> [Task brief]
Return every line of the records that includes the string "Cursor".

> [Input data]
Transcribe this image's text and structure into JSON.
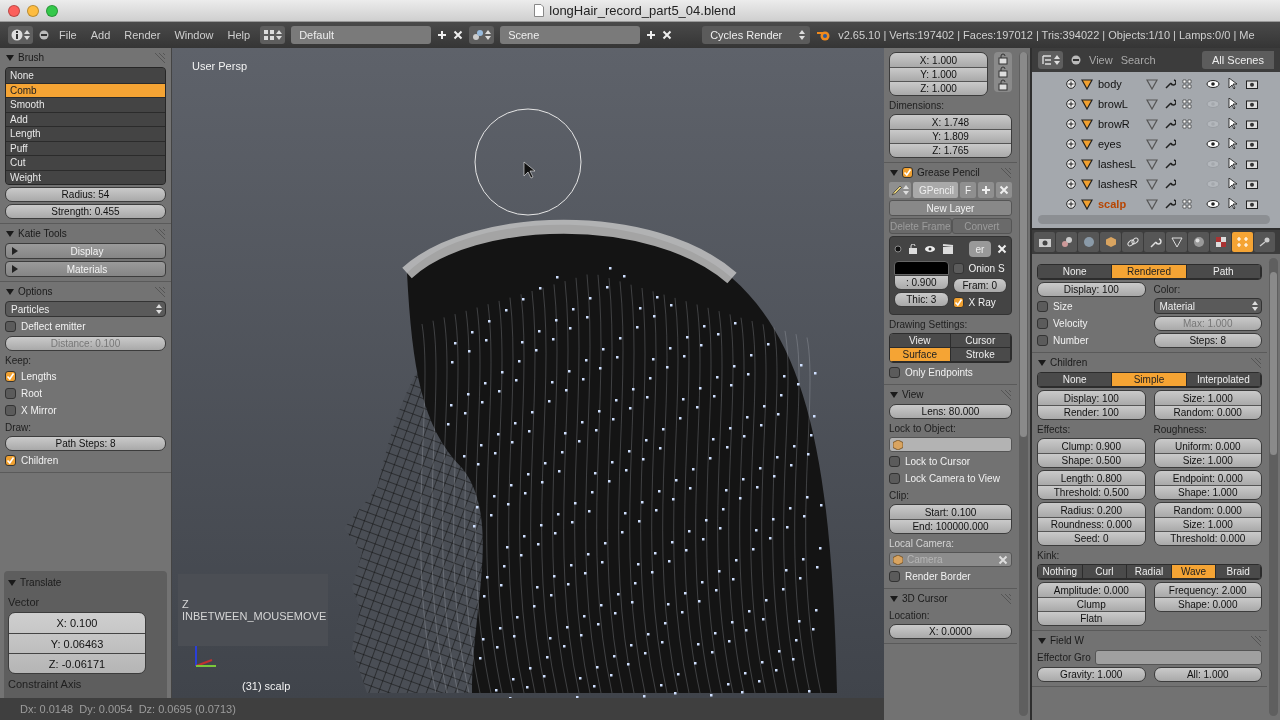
{
  "title_bar": {
    "title": "longHair_record_part5_04.blend"
  },
  "menu_bar": {
    "menus": [
      "File",
      "Add",
      "Render",
      "Window",
      "Help"
    ],
    "layout": "Default",
    "scene": "Scene",
    "engine": "Cycles Render",
    "stats": "v2.65.10 | Verts:197402 | Faces:197012 | Tris:394022 | Objects:1/10 | Lamps:0/0 | Me"
  },
  "tool_shelf": {
    "panels": [
      {
        "title": "Brush",
        "expanded": true,
        "items": [
          {
            "kind": "list",
            "options": [
              {
                "label": "None",
                "selected": false
              },
              {
                "label": "Comb",
                "selected": true
              },
              {
                "label": "Smooth",
                "selected": false
              },
              {
                "label": "Add",
                "selected": false
              },
              {
                "label": "Length",
                "selected": false
              },
              {
                "label": "Puff",
                "selected": false
              },
              {
                "label": "Cut",
                "selected": false
              },
              {
                "label": "Weight",
                "selected": false
              }
            ]
          },
          {
            "kind": "field",
            "text": "Radius: 54",
            "disabled": false
          },
          {
            "kind": "field",
            "text": "Strength: 0.455",
            "disabled": false
          }
        ]
      },
      {
        "title": "Katie Tools",
        "expanded": true,
        "items": [
          {
            "kind": "button",
            "text": "Display"
          },
          {
            "kind": "button",
            "text": "Materials"
          }
        ]
      },
      {
        "title": "Options",
        "expanded": true,
        "items": [
          {
            "kind": "dropdown",
            "text": "Particles"
          },
          {
            "kind": "check",
            "label": "Deflect emitter",
            "checked": false
          },
          {
            "kind": "field",
            "text": "Distance: 0.100",
            "disabled": true
          },
          {
            "kind": "label",
            "text": "Keep:"
          },
          {
            "kind": "check",
            "label": "Lengths",
            "checked": true
          },
          {
            "kind": "check",
            "label": "Root",
            "checked": false
          },
          {
            "kind": "check",
            "label": "X Mirror",
            "checked": false
          },
          {
            "kind": "label",
            "text": "Draw:"
          },
          {
            "kind": "field",
            "text": "Path Steps: 8",
            "disabled": false
          },
          {
            "kind": "check",
            "label": "Children",
            "checked": true
          }
        ]
      }
    ],
    "operator": {
      "title": "Translate",
      "expanded": true,
      "label": "Vector",
      "fields": [
        "X: 0.100",
        "Y: 0.06463",
        "Z: -0.06171"
      ],
      "footer": "Constraint Axis"
    }
  },
  "viewport": {
    "view_label": "User Persp",
    "object_label": "(31) scalp",
    "event_overlay": [
      "Z",
      "INBETWEEN_MOUSEMOVE"
    ]
  },
  "status_bar": {
    "text": "Dx: 0.0148  Dy: 0.0054  Dz: 0.0695 (0.0713)"
  },
  "properties_region": {
    "panels": [
      {
        "items": [
          {
            "kind": "lock_fields",
            "fields": [
              "X: 1.000",
              "Y: 1.000",
              "Z: 1.000"
            ]
          },
          {
            "kind": "label",
            "text": "Dimensions:"
          },
          {
            "kind": "fields",
            "fields": [
              "X: 1.748",
              "Y: 1.809",
              "Z: 1.765"
            ]
          }
        ]
      },
      {
        "title": "Grease Pencil",
        "expanded": true,
        "checked": true,
        "items": [
          {
            "kind": "gp_row",
            "name": "GPencil",
            "flag": "F"
          },
          {
            "kind": "buttons",
            "options": [
              {
                "label": "New Layer",
                "disabled": false
              }
            ]
          },
          {
            "kind": "buttons",
            "options": [
              {
                "label": "Delete Frame",
                "disabled": true
              },
              {
                "label": "Convert",
                "disabled": true
              }
            ]
          },
          {
            "kind": "gp_layer",
            "name": "er",
            "opacity": ": 0.900",
            "thickness": "Thic: 3",
            "frame": "Fram: 0",
            "onion": {
              "label": "Onion S",
              "checked": false
            },
            "xray": {
              "label": "X Ray",
              "checked": true
            }
          },
          {
            "kind": "label",
            "text": "Drawing Settings:"
          },
          {
            "kind": "segmented",
            "options": [
              {
                "label": "View",
                "selected": false
              },
              {
                "label": "Cursor",
                "selected": false
              },
              {
                "label": "Surface",
                "selected": true
              },
              {
                "label": "Stroke",
                "selected": false
              }
            ]
          },
          {
            "kind": "check",
            "label": "Only Endpoints",
            "checked": false
          }
        ]
      },
      {
        "title": "View",
        "expanded": true,
        "items": [
          {
            "kind": "field",
            "text": "Lens: 80.000",
            "disabled": false
          },
          {
            "kind": "label",
            "text": "Lock to Object:"
          },
          {
            "kind": "object_field",
            "disabled": false
          },
          {
            "kind": "check",
            "label": "Lock to Cursor",
            "checked": false
          },
          {
            "kind": "check",
            "label": "Lock Camera to View",
            "checked": false
          },
          {
            "kind": "label",
            "text": "Clip:"
          },
          {
            "kind": "fields",
            "fields": [
              "Start: 0.100",
              "End: 100000.000"
            ]
          },
          {
            "kind": "label",
            "text": "Local Camera:",
            "dim": true
          },
          {
            "kind": "object_field",
            "text": "Camera",
            "disabled": true,
            "clearable": true
          },
          {
            "kind": "check",
            "label": "Render Border",
            "checked": false
          }
        ]
      },
      {
        "title": "3D Cursor",
        "expanded": true,
        "items": [
          {
            "kind": "label",
            "text": "Location:"
          },
          {
            "kind": "field",
            "text": "X: 0.0000",
            "disabled": false
          }
        ]
      }
    ]
  },
  "outliner": {
    "menus": [
      "View",
      "Search"
    ],
    "filter": "All Scenes",
    "rows": [
      {
        "name": "body",
        "visible": true,
        "active": false,
        "particles": true
      },
      {
        "name": "browL",
        "visible": false,
        "active": false,
        "particles": true
      },
      {
        "name": "browR",
        "visible": false,
        "active": false,
        "particles": true
      },
      {
        "name": "eyes",
        "visible": true,
        "active": false,
        "particles": false
      },
      {
        "name": "lashesL",
        "visible": false,
        "active": false,
        "particles": false
      },
      {
        "name": "lashesR",
        "visible": false,
        "active": false,
        "particles": false
      },
      {
        "name": "scalp",
        "visible": true,
        "active": true,
        "particles": true
      }
    ]
  },
  "properties": {
    "tabs": [
      {
        "kind": "render",
        "selected": false
      },
      {
        "kind": "scene",
        "selected": false
      },
      {
        "kind": "world",
        "selected": false
      },
      {
        "kind": "object",
        "selected": false
      },
      {
        "kind": "constraints",
        "selected": false
      },
      {
        "kind": "modifiers",
        "selected": false
      },
      {
        "kind": "data",
        "selected": false
      },
      {
        "kind": "material",
        "selected": false
      },
      {
        "kind": "texture",
        "selected": false
      },
      {
        "kind": "particles",
        "selected": true
      },
      {
        "kind": "physics",
        "selected": false
      }
    ],
    "panels": [
      {
        "items": [
          {
            "kind": "segmented",
            "options": [
              {
                "label": "None",
                "selected": false
              },
              {
                "label": "Rendered",
                "selected": true
              },
              {
                "label": "Path",
                "selected": false
              }
            ]
          },
          {
            "kind": "columns",
            "left": [
              {
                "kind": "field",
                "text": "Display: 100",
                "disabled": false
              },
              {
                "kind": "check",
                "label": "Size",
                "checked": false
              },
              {
                "kind": "check",
                "label": "Velocity",
                "checked": false
              },
              {
                "kind": "check",
                "label": "Number",
                "checked": false
              }
            ],
            "right": [
              {
                "kind": "label",
                "text": "Color:"
              },
              {
                "kind": "dropdown",
                "text": "Material"
              },
              {
                "kind": "field",
                "text": "Max: 1.000",
                "disabled": true
              },
              {
                "kind": "field",
                "text": "Steps: 8",
                "disabled": false
              }
            ]
          }
        ]
      },
      {
        "title": "Children",
        "expanded": true,
        "items": [
          {
            "kind": "segmented",
            "options": [
              {
                "label": "None",
                "selected": false
              },
              {
                "label": "Simple",
                "selected": true
              },
              {
                "label": "Interpolated",
                "selected": false
              }
            ]
          },
          {
            "kind": "columns",
            "left": [
              {
                "kind": "fields",
                "fields": [
                  "Display: 100",
                  "Render: 100"
                ]
              }
            ],
            "right": [
              {
                "kind": "fields",
                "fields": [
                  "Size: 1.000",
                  "Random: 0.000"
                ]
              }
            ]
          },
          {
            "kind": "columns",
            "left": [
              {
                "kind": "label",
                "text": "Effects:"
              },
              {
                "kind": "fields",
                "fields": [
                  "Clump: 0.900",
                  "Shape: 0.500"
                ]
              },
              {
                "kind": "fields",
                "fields": [
                  "Length: 0.800",
                  "Threshold: 0.500"
                ]
              },
              {
                "kind": "fields",
                "fields": [
                  "Radius: 0.200",
                  "Roundness: 0.000",
                  "Seed: 0"
                ]
              }
            ],
            "right": [
              {
                "kind": "label",
                "text": "Roughness:"
              },
              {
                "kind": "fields",
                "fields": [
                  "Uniform: 0.000",
                  "Size: 1.000"
                ]
              },
              {
                "kind": "fields",
                "fields": [
                  "Endpoint: 0.000",
                  "Shape: 1.000"
                ]
              },
              {
                "kind": "fields",
                "fields": [
                  "Random: 0.000",
                  "Size: 1.000",
                  "Threshold: 0.000"
                ]
              }
            ]
          },
          {
            "kind": "label",
            "text": "Kink:"
          },
          {
            "kind": "segmented",
            "options": [
              {
                "label": "Nothing",
                "selected": false
              },
              {
                "label": "Curl",
                "selected": false
              },
              {
                "label": "Radial",
                "selected": false
              },
              {
                "label": "Wave",
                "selected": true
              },
              {
                "label": "Braid",
                "selected": false
              }
            ]
          },
          {
            "kind": "columns",
            "left": [
              {
                "kind": "fields",
                "fields": [
                  "Amplitude: 0.000",
                  "Clump",
                  "Flatn"
                ]
              }
            ],
            "right": [
              {
                "kind": "fields",
                "fields": [
                  "Frequency: 2.000",
                  "Shape: 0.000"
                ]
              }
            ]
          }
        ]
      },
      {
        "title": "Field W",
        "expanded": true,
        "items": [
          {
            "kind": "label_field",
            "label": "Effector Gro"
          },
          {
            "kind": "columns",
            "left": [
              {
                "kind": "field",
                "text": "Gravity: 1.000",
                "disabled": false
              }
            ],
            "right": [
              {
                "kind": "field",
                "text": "All: 1.000",
                "disabled": false
              }
            ]
          }
        ]
      }
    ]
  }
}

> [Solution to the exercise]
                "label": "Cursor",
            "label": "Lock to Cursor",
        "title": "3D Cursor",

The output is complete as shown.